The second lesson of Ukraine is that you must plan for the unexpected. In my first few months as defence secretary, we had to organise our new Nato deployment of hundreds of troops to Estonia; we had to send men to join a huge allied training programme to help rebuild the Iraqi forces struggling against Daesh; we started to plan British Army training of the Ukrainian army resisting the original Russian advance into the Donbas back in 2014. In the midst of all this, we suddenly had to dispatch 700 troops and helicopters to tackle the deadly outbreak of Ebola in Sierra Leone.
And all of it came on top of existing commitments in Northern Ireland, in Cyprus, in different trouble spots in Africa and across the Middle East, and alongside domestic preparedness here to help with floods, tanker driver and ambulance disputes, and backing up armed police guarding against key terrorist targets.

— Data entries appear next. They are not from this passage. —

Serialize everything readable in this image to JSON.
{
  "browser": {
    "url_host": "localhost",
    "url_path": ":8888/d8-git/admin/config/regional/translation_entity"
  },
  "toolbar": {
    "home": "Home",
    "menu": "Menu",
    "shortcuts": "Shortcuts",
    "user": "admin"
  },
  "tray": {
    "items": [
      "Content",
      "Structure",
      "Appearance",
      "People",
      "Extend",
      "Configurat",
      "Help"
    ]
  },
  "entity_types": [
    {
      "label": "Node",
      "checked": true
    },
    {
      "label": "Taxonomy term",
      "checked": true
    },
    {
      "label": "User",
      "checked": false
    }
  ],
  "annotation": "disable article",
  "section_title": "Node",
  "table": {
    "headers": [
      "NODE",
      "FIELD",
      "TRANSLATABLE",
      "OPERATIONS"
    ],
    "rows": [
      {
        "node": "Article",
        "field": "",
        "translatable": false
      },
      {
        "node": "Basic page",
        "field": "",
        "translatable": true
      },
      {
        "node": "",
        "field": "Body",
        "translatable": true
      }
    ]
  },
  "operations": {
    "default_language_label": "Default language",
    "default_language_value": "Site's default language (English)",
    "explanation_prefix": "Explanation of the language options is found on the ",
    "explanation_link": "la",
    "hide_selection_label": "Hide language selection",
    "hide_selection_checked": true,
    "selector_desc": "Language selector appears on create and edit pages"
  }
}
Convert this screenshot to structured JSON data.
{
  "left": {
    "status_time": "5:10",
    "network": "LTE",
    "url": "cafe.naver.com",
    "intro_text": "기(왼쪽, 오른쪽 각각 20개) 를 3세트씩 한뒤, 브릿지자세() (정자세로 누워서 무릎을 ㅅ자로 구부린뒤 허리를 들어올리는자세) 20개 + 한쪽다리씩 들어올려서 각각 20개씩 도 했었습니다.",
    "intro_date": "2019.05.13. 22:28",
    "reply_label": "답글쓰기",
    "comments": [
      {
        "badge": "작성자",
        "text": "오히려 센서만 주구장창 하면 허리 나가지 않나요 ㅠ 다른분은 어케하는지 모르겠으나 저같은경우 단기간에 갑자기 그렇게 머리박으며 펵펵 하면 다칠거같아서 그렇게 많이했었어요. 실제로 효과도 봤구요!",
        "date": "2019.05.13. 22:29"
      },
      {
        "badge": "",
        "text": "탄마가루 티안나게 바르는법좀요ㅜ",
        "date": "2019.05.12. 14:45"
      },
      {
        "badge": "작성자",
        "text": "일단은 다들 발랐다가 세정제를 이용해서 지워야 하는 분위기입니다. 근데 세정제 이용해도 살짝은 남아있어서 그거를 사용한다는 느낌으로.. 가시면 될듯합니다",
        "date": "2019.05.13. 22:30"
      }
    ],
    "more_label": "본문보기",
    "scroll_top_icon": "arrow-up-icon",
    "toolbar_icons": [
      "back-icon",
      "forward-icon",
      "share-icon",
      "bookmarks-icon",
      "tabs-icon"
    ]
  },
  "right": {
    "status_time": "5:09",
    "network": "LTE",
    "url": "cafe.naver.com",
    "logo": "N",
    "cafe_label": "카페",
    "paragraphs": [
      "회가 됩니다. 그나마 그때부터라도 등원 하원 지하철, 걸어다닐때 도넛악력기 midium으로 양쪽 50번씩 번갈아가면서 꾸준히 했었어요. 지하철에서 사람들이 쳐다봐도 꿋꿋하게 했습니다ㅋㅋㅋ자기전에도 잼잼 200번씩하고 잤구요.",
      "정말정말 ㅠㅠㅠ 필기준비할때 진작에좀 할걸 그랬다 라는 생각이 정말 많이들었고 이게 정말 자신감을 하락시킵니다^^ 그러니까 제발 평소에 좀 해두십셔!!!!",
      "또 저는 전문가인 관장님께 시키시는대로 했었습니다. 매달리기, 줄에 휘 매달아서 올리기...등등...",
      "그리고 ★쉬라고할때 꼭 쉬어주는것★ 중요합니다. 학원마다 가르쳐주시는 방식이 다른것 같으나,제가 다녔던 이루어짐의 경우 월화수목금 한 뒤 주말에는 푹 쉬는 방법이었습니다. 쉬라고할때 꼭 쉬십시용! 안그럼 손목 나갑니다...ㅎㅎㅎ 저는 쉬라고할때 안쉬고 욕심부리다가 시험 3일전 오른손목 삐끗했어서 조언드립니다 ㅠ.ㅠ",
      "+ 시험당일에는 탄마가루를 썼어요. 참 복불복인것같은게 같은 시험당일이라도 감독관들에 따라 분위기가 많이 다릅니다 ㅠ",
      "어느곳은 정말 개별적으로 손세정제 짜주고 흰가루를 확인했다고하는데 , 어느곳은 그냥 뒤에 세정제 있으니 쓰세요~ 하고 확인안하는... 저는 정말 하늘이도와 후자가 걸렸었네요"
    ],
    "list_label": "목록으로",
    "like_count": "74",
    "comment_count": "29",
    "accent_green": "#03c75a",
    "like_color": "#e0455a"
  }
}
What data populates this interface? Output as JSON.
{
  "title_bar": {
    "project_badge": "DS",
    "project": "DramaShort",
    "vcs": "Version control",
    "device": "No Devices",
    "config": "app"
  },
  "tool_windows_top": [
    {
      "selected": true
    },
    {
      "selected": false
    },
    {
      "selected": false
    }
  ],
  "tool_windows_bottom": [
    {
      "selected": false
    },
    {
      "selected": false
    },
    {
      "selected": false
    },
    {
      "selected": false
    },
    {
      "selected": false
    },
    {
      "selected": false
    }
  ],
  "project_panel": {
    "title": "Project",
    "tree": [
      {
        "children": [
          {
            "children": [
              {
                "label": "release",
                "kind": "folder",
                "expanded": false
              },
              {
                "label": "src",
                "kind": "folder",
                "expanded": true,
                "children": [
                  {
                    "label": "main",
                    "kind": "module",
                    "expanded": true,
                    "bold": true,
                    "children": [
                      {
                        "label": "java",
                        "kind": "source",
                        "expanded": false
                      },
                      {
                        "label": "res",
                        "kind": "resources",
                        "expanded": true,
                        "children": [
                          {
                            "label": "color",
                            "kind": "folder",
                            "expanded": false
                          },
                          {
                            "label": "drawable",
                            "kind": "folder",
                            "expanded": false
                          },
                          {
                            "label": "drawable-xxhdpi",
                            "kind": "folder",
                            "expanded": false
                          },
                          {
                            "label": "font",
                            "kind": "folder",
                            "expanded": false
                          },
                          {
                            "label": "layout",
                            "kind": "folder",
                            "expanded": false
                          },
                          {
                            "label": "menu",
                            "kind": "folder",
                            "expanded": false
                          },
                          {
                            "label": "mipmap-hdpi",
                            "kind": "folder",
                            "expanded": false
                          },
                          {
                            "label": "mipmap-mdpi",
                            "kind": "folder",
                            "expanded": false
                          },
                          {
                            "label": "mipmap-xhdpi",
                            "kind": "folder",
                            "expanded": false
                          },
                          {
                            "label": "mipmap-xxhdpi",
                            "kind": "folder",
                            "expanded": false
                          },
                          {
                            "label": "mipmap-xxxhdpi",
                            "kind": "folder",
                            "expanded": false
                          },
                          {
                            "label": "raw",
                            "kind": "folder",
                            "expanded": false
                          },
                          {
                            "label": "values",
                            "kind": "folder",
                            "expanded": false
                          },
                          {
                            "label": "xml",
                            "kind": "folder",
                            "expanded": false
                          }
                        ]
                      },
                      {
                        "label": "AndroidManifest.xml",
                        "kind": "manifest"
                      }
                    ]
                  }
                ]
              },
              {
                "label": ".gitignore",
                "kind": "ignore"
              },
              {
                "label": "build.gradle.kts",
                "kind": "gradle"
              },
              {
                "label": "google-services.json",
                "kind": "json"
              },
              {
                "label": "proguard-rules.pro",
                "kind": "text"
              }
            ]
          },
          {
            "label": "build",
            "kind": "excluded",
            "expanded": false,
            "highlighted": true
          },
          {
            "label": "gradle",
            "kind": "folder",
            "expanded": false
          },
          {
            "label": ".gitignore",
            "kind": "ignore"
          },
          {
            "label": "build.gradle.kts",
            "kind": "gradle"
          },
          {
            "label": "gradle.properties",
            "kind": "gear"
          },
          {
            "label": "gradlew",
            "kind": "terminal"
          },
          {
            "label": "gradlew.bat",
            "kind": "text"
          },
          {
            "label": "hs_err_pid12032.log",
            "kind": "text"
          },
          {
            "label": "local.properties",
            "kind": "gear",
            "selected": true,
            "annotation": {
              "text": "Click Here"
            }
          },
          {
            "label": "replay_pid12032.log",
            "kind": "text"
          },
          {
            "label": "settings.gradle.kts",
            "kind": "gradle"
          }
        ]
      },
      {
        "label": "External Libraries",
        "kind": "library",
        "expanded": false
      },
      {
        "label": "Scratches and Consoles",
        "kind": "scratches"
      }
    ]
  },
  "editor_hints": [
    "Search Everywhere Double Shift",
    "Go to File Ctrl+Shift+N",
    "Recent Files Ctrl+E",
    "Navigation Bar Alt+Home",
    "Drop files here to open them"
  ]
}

The next defence secretary may have to be ready to send hundreds more troops to reinforce Nato’s eastern frontier, to defend British interests in the Gulf, to stand by allies under threat in the Indo-Pacific. You simply can’t honour all these commitments with small packets of soldiers, endlessly rotated. The third lesson is perhaps the most important of all. Ukraine mobilised extraordinarily quickly to combat the Russian invasion. It has been a whole of nation effort, involving not just regulars and reserves but civilians, too. It is a war of technology, to be sure, involving drones and long-range missiles, but it is also a war of territory. And defending territory means holding and recapturing ground. That requires infantry supported by armour and artillery. Even with earlier and better air support from the allies, this would still have been a ground war fought by soldiers.
Ukraine, like Russia, has thrown thousands of men into this fight. If Nato’s north-eastern border is breached, if Russia again threatens Georgia and Moldova or the western Balkans, we would have to mobilise here in numbers, too. These are, as the Defence Secretary acknowledges, very dangerous times. Far from cutting Army numbers, we should be increasing them, and supplementing them with stronger reserves.
The Telegraph